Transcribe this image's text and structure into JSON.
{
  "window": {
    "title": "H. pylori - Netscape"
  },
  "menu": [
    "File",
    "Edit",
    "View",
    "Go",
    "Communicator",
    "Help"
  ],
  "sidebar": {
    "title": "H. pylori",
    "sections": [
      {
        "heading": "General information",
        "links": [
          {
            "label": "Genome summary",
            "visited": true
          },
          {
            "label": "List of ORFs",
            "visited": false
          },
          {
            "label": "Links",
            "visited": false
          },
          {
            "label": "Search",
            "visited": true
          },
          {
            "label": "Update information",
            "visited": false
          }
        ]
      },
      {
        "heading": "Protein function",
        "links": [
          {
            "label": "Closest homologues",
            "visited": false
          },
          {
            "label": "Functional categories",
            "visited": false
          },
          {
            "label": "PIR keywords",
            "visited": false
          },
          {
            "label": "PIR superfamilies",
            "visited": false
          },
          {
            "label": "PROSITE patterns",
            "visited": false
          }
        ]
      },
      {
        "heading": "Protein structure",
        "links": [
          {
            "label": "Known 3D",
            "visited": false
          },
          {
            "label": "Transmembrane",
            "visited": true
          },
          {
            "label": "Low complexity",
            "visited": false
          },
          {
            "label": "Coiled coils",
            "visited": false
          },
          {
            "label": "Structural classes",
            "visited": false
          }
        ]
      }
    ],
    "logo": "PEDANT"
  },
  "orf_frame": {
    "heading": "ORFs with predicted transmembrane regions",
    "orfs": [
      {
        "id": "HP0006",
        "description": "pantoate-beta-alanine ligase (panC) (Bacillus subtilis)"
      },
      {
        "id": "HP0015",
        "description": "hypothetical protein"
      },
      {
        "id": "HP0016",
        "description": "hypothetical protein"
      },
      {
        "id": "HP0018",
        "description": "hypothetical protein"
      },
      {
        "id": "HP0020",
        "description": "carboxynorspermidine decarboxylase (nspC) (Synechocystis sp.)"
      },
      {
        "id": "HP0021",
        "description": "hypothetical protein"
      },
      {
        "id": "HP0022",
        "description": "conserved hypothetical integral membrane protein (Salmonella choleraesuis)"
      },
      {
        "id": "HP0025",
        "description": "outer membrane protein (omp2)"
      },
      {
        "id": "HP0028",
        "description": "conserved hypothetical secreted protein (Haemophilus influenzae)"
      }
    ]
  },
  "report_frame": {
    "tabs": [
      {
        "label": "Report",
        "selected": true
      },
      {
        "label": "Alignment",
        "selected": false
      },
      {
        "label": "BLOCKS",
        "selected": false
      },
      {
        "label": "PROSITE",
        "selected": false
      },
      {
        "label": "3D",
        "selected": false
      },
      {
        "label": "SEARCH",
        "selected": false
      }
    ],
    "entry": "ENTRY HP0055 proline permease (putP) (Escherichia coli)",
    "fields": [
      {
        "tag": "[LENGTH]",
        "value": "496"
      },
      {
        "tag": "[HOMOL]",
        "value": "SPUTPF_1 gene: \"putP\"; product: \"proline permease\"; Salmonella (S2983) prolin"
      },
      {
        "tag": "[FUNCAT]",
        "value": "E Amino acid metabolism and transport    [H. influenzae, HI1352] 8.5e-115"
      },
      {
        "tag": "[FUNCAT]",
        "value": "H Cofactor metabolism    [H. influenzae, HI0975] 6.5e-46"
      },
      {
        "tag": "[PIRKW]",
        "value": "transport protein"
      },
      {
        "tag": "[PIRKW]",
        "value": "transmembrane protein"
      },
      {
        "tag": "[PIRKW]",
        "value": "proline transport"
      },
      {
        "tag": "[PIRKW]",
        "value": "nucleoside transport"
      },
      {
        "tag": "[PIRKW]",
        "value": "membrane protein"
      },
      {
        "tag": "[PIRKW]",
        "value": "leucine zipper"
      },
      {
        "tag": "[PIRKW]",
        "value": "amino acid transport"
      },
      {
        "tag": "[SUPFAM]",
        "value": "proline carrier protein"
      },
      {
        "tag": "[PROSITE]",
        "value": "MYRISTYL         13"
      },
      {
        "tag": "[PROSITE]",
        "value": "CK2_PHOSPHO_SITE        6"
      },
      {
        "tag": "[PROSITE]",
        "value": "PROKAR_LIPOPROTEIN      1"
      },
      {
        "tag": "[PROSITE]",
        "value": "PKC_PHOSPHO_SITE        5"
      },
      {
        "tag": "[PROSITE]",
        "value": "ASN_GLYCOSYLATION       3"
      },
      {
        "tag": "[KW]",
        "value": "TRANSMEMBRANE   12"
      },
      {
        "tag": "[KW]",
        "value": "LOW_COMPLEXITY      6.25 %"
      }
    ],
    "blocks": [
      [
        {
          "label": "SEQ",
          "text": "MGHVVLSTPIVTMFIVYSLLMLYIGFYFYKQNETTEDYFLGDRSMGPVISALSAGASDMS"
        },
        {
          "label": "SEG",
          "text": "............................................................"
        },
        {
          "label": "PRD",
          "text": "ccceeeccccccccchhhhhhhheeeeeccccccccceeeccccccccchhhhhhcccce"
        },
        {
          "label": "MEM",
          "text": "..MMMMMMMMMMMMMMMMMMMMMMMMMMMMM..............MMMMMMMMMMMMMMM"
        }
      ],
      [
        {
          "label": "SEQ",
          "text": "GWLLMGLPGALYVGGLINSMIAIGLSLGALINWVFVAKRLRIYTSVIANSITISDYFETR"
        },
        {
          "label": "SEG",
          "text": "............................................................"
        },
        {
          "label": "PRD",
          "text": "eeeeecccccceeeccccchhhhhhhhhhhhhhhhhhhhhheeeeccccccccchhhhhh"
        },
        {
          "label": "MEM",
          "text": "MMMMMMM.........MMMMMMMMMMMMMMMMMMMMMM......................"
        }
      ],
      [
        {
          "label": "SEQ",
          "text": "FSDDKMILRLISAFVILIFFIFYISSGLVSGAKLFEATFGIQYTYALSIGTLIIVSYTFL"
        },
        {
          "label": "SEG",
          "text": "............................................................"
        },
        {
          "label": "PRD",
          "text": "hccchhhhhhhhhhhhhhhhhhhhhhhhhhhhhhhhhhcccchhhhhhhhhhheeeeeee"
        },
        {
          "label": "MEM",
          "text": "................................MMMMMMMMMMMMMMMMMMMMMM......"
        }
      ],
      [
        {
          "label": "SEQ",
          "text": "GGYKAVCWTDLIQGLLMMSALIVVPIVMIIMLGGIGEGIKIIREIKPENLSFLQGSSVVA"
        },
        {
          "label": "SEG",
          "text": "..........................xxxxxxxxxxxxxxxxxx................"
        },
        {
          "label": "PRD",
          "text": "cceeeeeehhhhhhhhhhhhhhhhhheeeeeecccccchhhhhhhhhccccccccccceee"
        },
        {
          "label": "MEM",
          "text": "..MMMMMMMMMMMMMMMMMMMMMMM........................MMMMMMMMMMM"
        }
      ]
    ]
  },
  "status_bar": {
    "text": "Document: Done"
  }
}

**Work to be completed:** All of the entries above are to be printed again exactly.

**Solution to this problem:**
Transcribe this image's text and structure into JSON.
{
  "window": {
    "title": "H. pylori - Netscape"
  },
  "menu": [
    "File",
    "Edit",
    "View",
    "Go",
    "Communicator",
    "Help"
  ],
  "sidebar": {
    "title": "H. pylori",
    "sections": [
      {
        "heading": "General information",
        "links": [
          {
            "label": "Genome summary",
            "visited": true
          },
          {
            "label": "List of ORFs",
            "visited": false
          },
          {
            "label": "Links",
            "visited": false
          },
          {
            "label": "Search",
            "visited": true
          },
          {
            "label": "Update information",
            "visited": false
          }
        ]
      },
      {
        "heading": "Protein function",
        "links": [
          {
            "label": "Closest homologues",
            "visited": false
          },
          {
            "label": "Functional categories",
            "visited": false
          },
          {
            "label": "PIR keywords",
            "visited": false
          },
          {
            "label": "PIR superfamilies",
            "visited": false
          },
          {
            "label": "PROSITE patterns",
            "visited": false
          }
        ]
      },
      {
        "heading": "Protein structure",
        "links": [
          {
            "label": "Known 3D",
            "visited": false
          },
          {
            "label": "Transmembrane",
            "visited": true
          },
          {
            "label": "Low complexity",
            "visited": false
          },
          {
            "label": "Coiled coils",
            "visited": false
          },
          {
            "label": "Structural classes",
            "visited": false
          }
        ]
      }
    ],
    "logo": "PEDANT"
  },
  "orf_frame": {
    "heading": "ORFs with predicted transmembrane regions",
    "orfs": [
      {
        "id": "HP0006",
        "description": "pantoate-beta-alanine ligase (panC) (Bacillus subtilis)"
      },
      {
        "id": "HP0015",
        "description": "hypothetical protein"
      },
      {
        "id": "HP0016",
        "description": "hypothetical protein"
      },
      {
        "id": "HP0018",
        "description": "hypothetical protein"
      },
      {
        "id": "HP0020",
        "description": "carboxynorspermidine decarboxylase (nspC) (Synechocystis sp.)"
      },
      {
        "id": "HP0021",
        "description": "hypothetical protein"
      },
      {
        "id": "HP0022",
        "description": "conserved hypothetical integral membrane protein (Salmonella choleraesuis)"
      },
      {
        "id": "HP0025",
        "description": "outer membrane protein (omp2)"
      },
      {
        "id": "HP0028",
        "description": "conserved hypothetical secreted protein (Haemophilus influenzae)"
      }
    ]
  },
  "report_frame": {
    "tabs": [
      {
        "label": "Report",
        "selected": true
      },
      {
        "label": "Alignment",
        "selected": false
      },
      {
        "label": "BLOCKS",
        "selected": false
      },
      {
        "label": "PROSITE",
        "selected": false
      },
      {
        "label": "3D",
        "selected": false
      },
      {
        "label": "SEARCH",
        "selected": false
      }
    ],
    "entry": "ENTRY HP0055 proline permease (putP) (Escherichia coli)",
    "fields": [
      {
        "tag": "[LENGTH]",
        "value": "496"
      },
      {
        "tag": "[HOMOL]",
        "value": "SPUTPF_1 gene: \"putP\"; product: \"proline permease\"; Salmonella (S2983) prolin"
      },
      {
        "tag": "[FUNCAT]",
        "value": "E Amino acid metabolism and transport    [H. influenzae, HI1352] 8.5e-115"
      },
      {
        "tag": "[FUNCAT]",
        "value": "H Cofactor metabolism    [H. influenzae, HI0975] 6.5e-46"
      },
      {
        "tag": "[PIRKW]",
        "value": "transport protein"
      },
      {
        "tag": "[PIRKW]",
        "value": "transmembrane protein"
      },
      {
        "tag": "[PIRKW]",
        "value": "proline transport"
      },
      {
        "tag": "[PIRKW]",
        "value": "nucleoside transport"
      },
      {
        "tag": "[PIRKW]",
        "value": "membrane protein"
      },
      {
        "tag": "[PIRKW]",
        "value": "leucine zipper"
      },
      {
        "tag": "[PIRKW]",
        "value": "amino acid transport"
      },
      {
        "tag": "[SUPFAM]",
        "value": "proline carrier protein"
      },
      {
        "tag": "[PROSITE]",
        "value": "MYRISTYL         13"
      },
      {
        "tag": "[PROSITE]",
        "value": "CK2_PHOSPHO_SITE        6"
      },
      {
        "tag": "[PROSITE]",
        "value": "PROKAR_LIPOPROTEIN      1"
      },
      {
        "tag": "[PROSITE]",
        "value": "PKC_PHOSPHO_SITE        5"
      },
      {
        "tag": "[PROSITE]",
        "value": "ASN_GLYCOSYLATION       3"
      },
      {
        "tag": "[KW]",
        "value": "TRANSMEMBRANE   12"
      },
      {
        "tag": "[KW]",
        "value": "LOW_COMPLEXITY      6.25 %"
      }
    ],
    "blocks": [
      [
        {
          "label": "SEQ",
          "text": "MGHVVLSTPIVTMFIVYSLLMLYIGFYFYKQNETTEDYFLGDRSMGPVISALSAGASDMS"
        },
        {
          "label": "SEG",
          "text": "............................................................"
        },
        {
          "label": "PRD",
          "text": "ccceeeccccccccchhhhhhhheeeeeccccccccceeeccccccccchhhhhhcccce"
        },
        {
          "label": "MEM",
          "text": "..MMMMMMMMMMMMMMMMMMMMMMMMMMMMM..............MMMMMMMMMMMMMMM"
        }
      ],
      [
        {
          "label": "SEQ",
          "text": "GWLLMGLPGALYVGGLINSMIAIGLSLGALINWVFVAKRLRIYTSVIANSITISDYFETR"
        },
        {
          "label": "SEG",
          "text": "............................................................"
        },
        {
          "label": "PRD",
          "text": "eeeeecccccceeeccccchhhhhhhhhhhhhhhhhhhhhheeeeccccccccchhhhhh"
        },
        {
          "label": "MEM",
          "text": "MMMMMMM.........MMMMMMMMMMMMMMMMMMMMMM......................"
        }
      ],
      [
        {
          "label": "SEQ",
          "text": "FSDDKMILRLISAFVILIFFIFYISSGLVSGAKLFEATFGIQYTYALSIGTLIIVSYTFL"
        },
        {
          "label": "SEG",
          "text": "............................................................"
        },
        {
          "label": "PRD",
          "text": "hccchhhhhhhhhhhhhhhhhhhhhhhhhhhhhhhhhhcccchhhhhhhhhhheeeeeee"
        },
        {
          "label": "MEM",
          "text": "................................MMMMMMMMMMMMMMMMMMMMMM......"
        }
      ],
      [
        {
          "label": "SEQ",
          "text": "GGYKAVCWTDLIQGLLMMSALIVVPIVMIIMLGGIGEGIKIIREIKPENLSFLQGSSVVA"
        },
        {
          "label": "SEG",
          "text": "..........................xxxxxxxxxxxxxxxxxx................"
        },
        {
          "label": "PRD",
          "text": "cceeeeeehhhhhhhhhhhhhhhhhheeeeeecccccchhhhhhhhhccccccccccceee"
        },
        {
          "label": "MEM",
          "text": "..MMMMMMMMMMMMMMMMMMMMMMM........................MMMMMMMMMMM"
        }
      ]
    ]
  },
  "status_bar": {
    "text": "Document: Done"
  }
}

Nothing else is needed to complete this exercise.